WORK INSTRUCTION => Reproduce the whole listing that follows, character for character, and drop the images.

INFORMATION SHOWN =>

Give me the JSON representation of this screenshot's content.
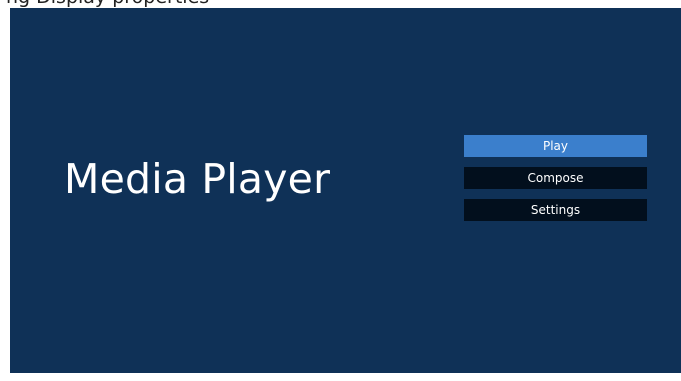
{
  "caption": "ng Display properties",
  "app": {
    "title": "Media Player"
  },
  "menu": {
    "items": [
      {
        "label": "Play",
        "selected": true
      },
      {
        "label": "Compose",
        "selected": false
      },
      {
        "label": "Settings",
        "selected": false
      }
    ]
  },
  "colors": {
    "background": "#0f3157",
    "selected_item": "#3b7fcc",
    "item": "#020f1d",
    "text": "#ffffff"
  }
}
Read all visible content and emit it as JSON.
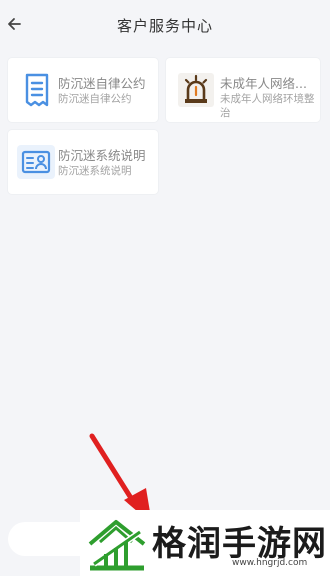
{
  "header": {
    "title": "客户服务中心",
    "back_icon": "arrow-left-icon"
  },
  "cards": [
    {
      "title": "防沉迷自律公约",
      "subtitle": "防沉迷自律公约",
      "icon": "document-icon"
    },
    {
      "title": "未成年人网络...",
      "subtitle": "未成年人网络环境整治",
      "icon": "alarm-light-icon"
    },
    {
      "title": "防沉迷系统说明",
      "subtitle": "防沉迷系统说明",
      "icon": "id-card-icon"
    }
  ],
  "watermark": {
    "text": "格润手游网",
    "url": "www.hngrjd.com"
  },
  "colors": {
    "background": "#f4f5f8",
    "card": "#ffffff",
    "icon_blue": "#4a90e2",
    "alarm_brown": "#5a3a1a",
    "arrow_red": "#e02020",
    "logo_green": "#2e9e2e"
  }
}
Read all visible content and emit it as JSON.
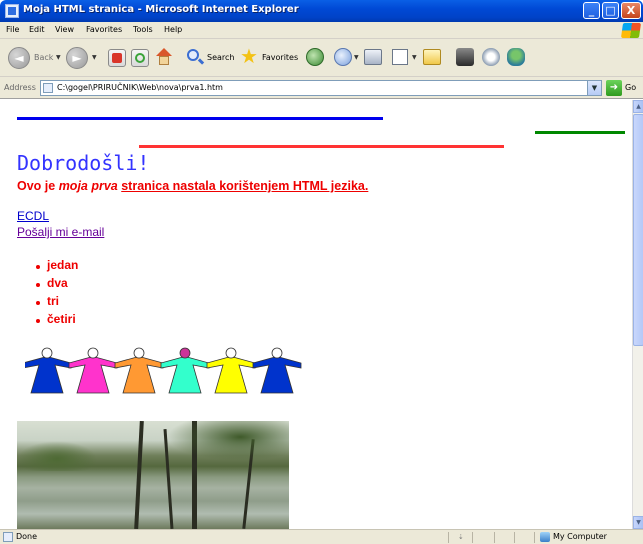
{
  "window": {
    "title": "Moja HTML stranica - Microsoft Internet Explorer",
    "min_glyph": "_",
    "max_glyph": "□",
    "close_glyph": "X"
  },
  "menu": {
    "items": [
      "File",
      "Edit",
      "View",
      "Favorites",
      "Tools",
      "Help"
    ]
  },
  "toolbar": {
    "back_label": "Back",
    "search_label": "Search",
    "favorites_label": "Favorites"
  },
  "address": {
    "label": "Address",
    "value": "C:\\gogel\\PRIRUČNIK\\Web\\nova\\prva1.htm",
    "go_label": "Go"
  },
  "page": {
    "welcome": "Dobrodošli!",
    "intro": {
      "prefix": "Ovo je ",
      "emphasis": "moja prva",
      "suffix_underlined": "stranica nastala korištenjem HTML jezika."
    },
    "links": {
      "ecdl": "ECDL",
      "email": "Pošalji mi e-mail"
    },
    "list": [
      "jedan",
      "dva",
      "tri",
      "četiri"
    ],
    "figure_colors": [
      "#0033cc",
      "#ff33cc",
      "#ff9933",
      "#33ffcc",
      "#ffff00",
      "#0033cc"
    ],
    "colors": {
      "hr_blue": "#0000ee",
      "hr_red": "#ff3333",
      "hr_green": "#008800",
      "welcome": "#3333ff",
      "text_red": "#ee0000"
    }
  },
  "status": {
    "text": "Done",
    "zone": "My Computer"
  }
}
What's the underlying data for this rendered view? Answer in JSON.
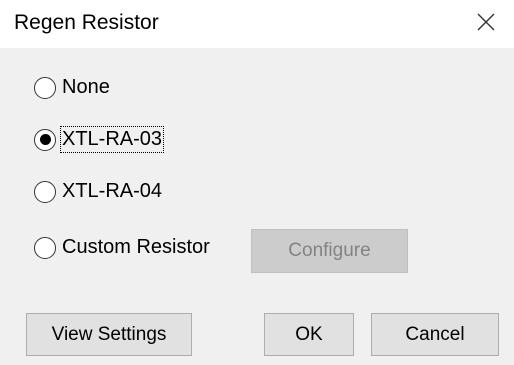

WORKED SOLUTION =>
Give me the JSON representation of this screenshot's content.
{
  "caption": "ng Display properties",
  "app": {
    "title": "Media Player"
  },
  "menu": {
    "items": [
      {
        "label": "Play",
        "selected": true
      },
      {
        "label": "Compose",
        "selected": false
      },
      {
        "label": "Settings",
        "selected": false
      }
    ]
  },
  "colors": {
    "background": "#0f3157",
    "selected_item": "#3b7fcc",
    "item": "#020f1d",
    "text": "#ffffff"
  }
}
Read all visible content and emit it as JSON.
{
  "header": {
    "title": "客户服务中心",
    "back_icon": "arrow-left-icon"
  },
  "cards": [
    {
      "title": "防沉迷自律公约",
      "subtitle": "防沉迷自律公约",
      "icon": "document-icon"
    },
    {
      "title": "未成年人网络...",
      "subtitle": "未成年人网络环境整治",
      "icon": "alarm-light-icon"
    },
    {
      "title": "防沉迷系统说明",
      "subtitle": "防沉迷系统说明",
      "icon": "id-card-icon"
    }
  ],
  "watermark": {
    "text": "格润手游网",
    "url": "www.hngrjd.com"
  },
  "colors": {
    "background": "#f4f5f8",
    "card": "#ffffff",
    "icon_blue": "#4a90e2",
    "alarm_brown": "#5a3a1a",
    "arrow_red": "#e02020",
    "logo_green": "#2e9e2e"
  }
}
Read all visible content and emit it as JSON.
{
  "window": {
    "title": "Moja HTML stranica - Microsoft Internet Explorer",
    "min_glyph": "_",
    "max_glyph": "□",
    "close_glyph": "X"
  },
  "menu": {
    "items": [
      "File",
      "Edit",
      "View",
      "Favorites",
      "Tools",
      "Help"
    ]
  },
  "toolbar": {
    "back_label": "Back",
    "search_label": "Search",
    "favorites_label": "Favorites"
  },
  "address": {
    "label": "Address",
    "value": "C:\\gogel\\PRIRUČNIK\\Web\\nova\\prva1.htm",
    "go_label": "Go"
  },
  "page": {
    "welcome": "Dobrodošli!",
    "intro": {
      "prefix": "Ovo je ",
      "emphasis": "moja prva",
      "suffix_underlined": "stranica nastala korištenjem HTML jezika."
    },
    "links": {
      "ecdl": "ECDL",
      "email": "Pošalji mi e-mail"
    },
    "list": [
      "jedan",
      "dva",
      "tri",
      "četiri"
    ],
    "figure_colors": [
      "#0033cc",
      "#ff33cc",
      "#ff9933",
      "#33ffcc",
      "#ffff00",
      "#0033cc"
    ],
    "colors": {
      "hr_blue": "#0000ee",
      "hr_red": "#ff3333",
      "hr_green": "#008800",
      "welcome": "#3333ff",
      "text_red": "#ee0000"
    }
  },
  "status": {
    "text": "Done",
    "zone": "My Computer"
  }
}
What's the underlying data for this rendered view? Answer in JSON.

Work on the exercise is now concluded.